- Coy Hall of Huntington has a story in “The Fiends in the Furrows II: More Tales of Folk Horror,” which released this month called “Hour of the Cat’s Eye.” It’s the story of a mercenary rescued by villagers during a 30-year war. Soon, he may find out that his rescue from certain death was a prelude to something worse.
- Chuck Keeney of Charleston has a new book releasing soon. “The Road to Blair Mountain: Saving a Mine Wars Battlefield from King Coal” is the story of the nine-year legal battle to secure Blair Mountain’s place on the National Register of Historic Places. Blair Mountain is no stranger to battles, having been the site of an armed insurrection in 1921 between miners and coal barons. Will the mountain prevail?

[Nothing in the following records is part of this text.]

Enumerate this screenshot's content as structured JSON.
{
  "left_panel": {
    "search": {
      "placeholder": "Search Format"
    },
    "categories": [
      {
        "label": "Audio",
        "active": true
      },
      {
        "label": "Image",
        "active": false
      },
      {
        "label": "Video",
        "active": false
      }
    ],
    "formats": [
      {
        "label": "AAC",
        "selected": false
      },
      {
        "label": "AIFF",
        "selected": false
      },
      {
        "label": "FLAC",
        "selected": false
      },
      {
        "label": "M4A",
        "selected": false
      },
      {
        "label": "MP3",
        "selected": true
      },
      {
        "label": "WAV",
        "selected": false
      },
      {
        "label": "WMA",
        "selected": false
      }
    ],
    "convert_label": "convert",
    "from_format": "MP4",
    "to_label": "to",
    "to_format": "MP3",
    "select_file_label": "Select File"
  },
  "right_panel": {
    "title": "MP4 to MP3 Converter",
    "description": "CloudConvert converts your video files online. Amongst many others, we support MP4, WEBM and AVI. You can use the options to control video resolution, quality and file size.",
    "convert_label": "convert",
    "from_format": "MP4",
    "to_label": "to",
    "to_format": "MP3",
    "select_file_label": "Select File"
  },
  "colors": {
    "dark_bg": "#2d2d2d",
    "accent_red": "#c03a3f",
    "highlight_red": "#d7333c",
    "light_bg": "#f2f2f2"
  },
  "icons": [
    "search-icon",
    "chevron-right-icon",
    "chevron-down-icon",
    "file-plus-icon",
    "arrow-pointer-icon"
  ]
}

- University of Charleston professors Rebecca S. Linger, Ph.D., and Dennis K. Flaherty, Ph.D., have published “A Guide to the Toxicology of Select Medicinal Plants and Herbs of Eastern North America.” The book explains the toxicology of medicinal plants that grow in our area. According to the authors, the use of medicinal plants is quite widespread in Appalachia and more and more people are seeking advice on them. This book covers their medicinal properties, how they work and any health issues if they are over-used.

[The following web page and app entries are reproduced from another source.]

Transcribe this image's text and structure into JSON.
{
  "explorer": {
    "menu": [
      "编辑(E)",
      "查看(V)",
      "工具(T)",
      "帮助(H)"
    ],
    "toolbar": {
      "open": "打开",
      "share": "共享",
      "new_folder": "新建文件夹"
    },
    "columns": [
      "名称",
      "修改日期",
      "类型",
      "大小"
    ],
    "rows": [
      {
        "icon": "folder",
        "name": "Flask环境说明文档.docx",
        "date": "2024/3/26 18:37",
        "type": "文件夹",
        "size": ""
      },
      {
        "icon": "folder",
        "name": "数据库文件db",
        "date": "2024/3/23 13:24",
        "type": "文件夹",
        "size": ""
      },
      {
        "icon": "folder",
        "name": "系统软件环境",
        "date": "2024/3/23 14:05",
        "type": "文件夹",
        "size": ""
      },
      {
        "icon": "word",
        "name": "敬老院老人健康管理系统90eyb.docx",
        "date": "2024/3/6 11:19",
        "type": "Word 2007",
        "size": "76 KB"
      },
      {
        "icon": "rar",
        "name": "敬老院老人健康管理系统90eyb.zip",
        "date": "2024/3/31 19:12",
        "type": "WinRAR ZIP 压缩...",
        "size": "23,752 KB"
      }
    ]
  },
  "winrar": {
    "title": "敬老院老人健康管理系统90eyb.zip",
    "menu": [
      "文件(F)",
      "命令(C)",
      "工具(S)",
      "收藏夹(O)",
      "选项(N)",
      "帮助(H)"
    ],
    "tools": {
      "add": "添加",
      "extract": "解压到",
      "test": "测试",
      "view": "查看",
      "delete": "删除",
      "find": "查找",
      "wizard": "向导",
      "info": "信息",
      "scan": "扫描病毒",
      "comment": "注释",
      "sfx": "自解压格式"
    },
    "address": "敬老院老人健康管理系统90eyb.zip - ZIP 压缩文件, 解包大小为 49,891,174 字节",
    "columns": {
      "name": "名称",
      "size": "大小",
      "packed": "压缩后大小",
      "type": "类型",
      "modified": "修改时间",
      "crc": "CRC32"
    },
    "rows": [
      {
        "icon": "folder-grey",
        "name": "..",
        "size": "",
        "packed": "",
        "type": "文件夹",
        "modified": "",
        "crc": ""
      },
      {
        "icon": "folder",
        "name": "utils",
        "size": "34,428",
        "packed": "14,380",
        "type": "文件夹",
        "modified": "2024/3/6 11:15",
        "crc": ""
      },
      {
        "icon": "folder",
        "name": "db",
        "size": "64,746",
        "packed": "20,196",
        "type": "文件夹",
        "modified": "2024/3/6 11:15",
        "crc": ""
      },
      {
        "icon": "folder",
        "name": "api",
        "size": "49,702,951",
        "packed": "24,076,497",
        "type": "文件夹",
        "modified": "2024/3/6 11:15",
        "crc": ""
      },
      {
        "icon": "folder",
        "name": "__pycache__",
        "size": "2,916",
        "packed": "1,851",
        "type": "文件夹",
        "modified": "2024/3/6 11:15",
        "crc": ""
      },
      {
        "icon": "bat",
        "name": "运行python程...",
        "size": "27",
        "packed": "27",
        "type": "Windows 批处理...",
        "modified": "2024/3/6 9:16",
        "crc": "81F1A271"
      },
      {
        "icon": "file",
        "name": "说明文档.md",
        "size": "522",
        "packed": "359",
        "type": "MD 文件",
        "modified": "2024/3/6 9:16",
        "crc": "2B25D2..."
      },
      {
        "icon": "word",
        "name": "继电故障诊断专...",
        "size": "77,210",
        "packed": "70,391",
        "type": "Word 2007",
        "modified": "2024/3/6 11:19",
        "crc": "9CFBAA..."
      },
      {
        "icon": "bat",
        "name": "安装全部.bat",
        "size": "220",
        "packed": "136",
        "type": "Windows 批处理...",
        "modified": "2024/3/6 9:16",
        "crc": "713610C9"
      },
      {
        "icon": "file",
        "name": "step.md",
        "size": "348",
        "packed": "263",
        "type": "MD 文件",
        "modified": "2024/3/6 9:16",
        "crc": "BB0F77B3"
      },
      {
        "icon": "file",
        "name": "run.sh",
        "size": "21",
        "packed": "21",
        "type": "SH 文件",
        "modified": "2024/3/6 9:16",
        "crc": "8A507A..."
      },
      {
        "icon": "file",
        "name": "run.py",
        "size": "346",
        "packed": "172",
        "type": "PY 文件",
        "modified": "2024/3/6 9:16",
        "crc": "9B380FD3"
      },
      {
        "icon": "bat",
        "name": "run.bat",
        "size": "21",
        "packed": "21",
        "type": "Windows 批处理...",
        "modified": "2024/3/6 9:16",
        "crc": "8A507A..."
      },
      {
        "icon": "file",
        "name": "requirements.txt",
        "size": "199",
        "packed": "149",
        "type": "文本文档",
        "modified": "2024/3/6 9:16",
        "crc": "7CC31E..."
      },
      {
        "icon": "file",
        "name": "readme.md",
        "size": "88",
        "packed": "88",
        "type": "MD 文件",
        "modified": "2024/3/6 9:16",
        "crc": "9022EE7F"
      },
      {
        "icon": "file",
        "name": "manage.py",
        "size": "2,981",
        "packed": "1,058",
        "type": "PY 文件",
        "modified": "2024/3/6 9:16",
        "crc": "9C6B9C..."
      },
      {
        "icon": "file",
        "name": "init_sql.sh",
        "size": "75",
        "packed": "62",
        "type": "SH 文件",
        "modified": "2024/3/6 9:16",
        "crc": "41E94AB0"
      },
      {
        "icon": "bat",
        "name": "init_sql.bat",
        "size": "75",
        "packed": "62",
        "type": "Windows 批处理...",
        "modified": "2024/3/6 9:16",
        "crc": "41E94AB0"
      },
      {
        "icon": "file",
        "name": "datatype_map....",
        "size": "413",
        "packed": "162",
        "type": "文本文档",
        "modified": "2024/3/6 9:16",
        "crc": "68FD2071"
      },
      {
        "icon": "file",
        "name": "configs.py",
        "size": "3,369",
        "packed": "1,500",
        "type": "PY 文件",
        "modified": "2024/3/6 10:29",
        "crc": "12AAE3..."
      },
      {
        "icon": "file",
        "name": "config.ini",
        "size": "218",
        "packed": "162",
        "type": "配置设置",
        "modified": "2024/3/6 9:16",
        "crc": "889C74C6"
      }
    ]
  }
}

Readers and writers give back
The St. Albans On Purpose Project is still taking donations for new or gently used children’s books for their book drive. For more information, contact Angie Breeden at OnPurposeWV@gmail.com or at 304-400-5609.
Book festivals, conferences and fairs
Headline Books Festival and Conference will be held online in October. Meet authors, ask questions and order autographed books all from the comfort of your home. For more information visit their Facebook page @headlinebooksinc.
Rhonda Browning White from Spanishburg is currently serving as guest editor of Prime Number Magazine’s Issue 191. Also, her short-story collection, The Lightness of Water & Other Stories will be taught next month in the creative writing course at Converse College in Spartanburg, SC.
Debbie Richard from Elizabeth has a memoir, “Hills of Home,” being transcribed into braille for Kristie Mills’ students at the West Virginia Schools for the Deaf and Blind. The setting for the book is Wirt County and showcases Appalachia in a real and positive light.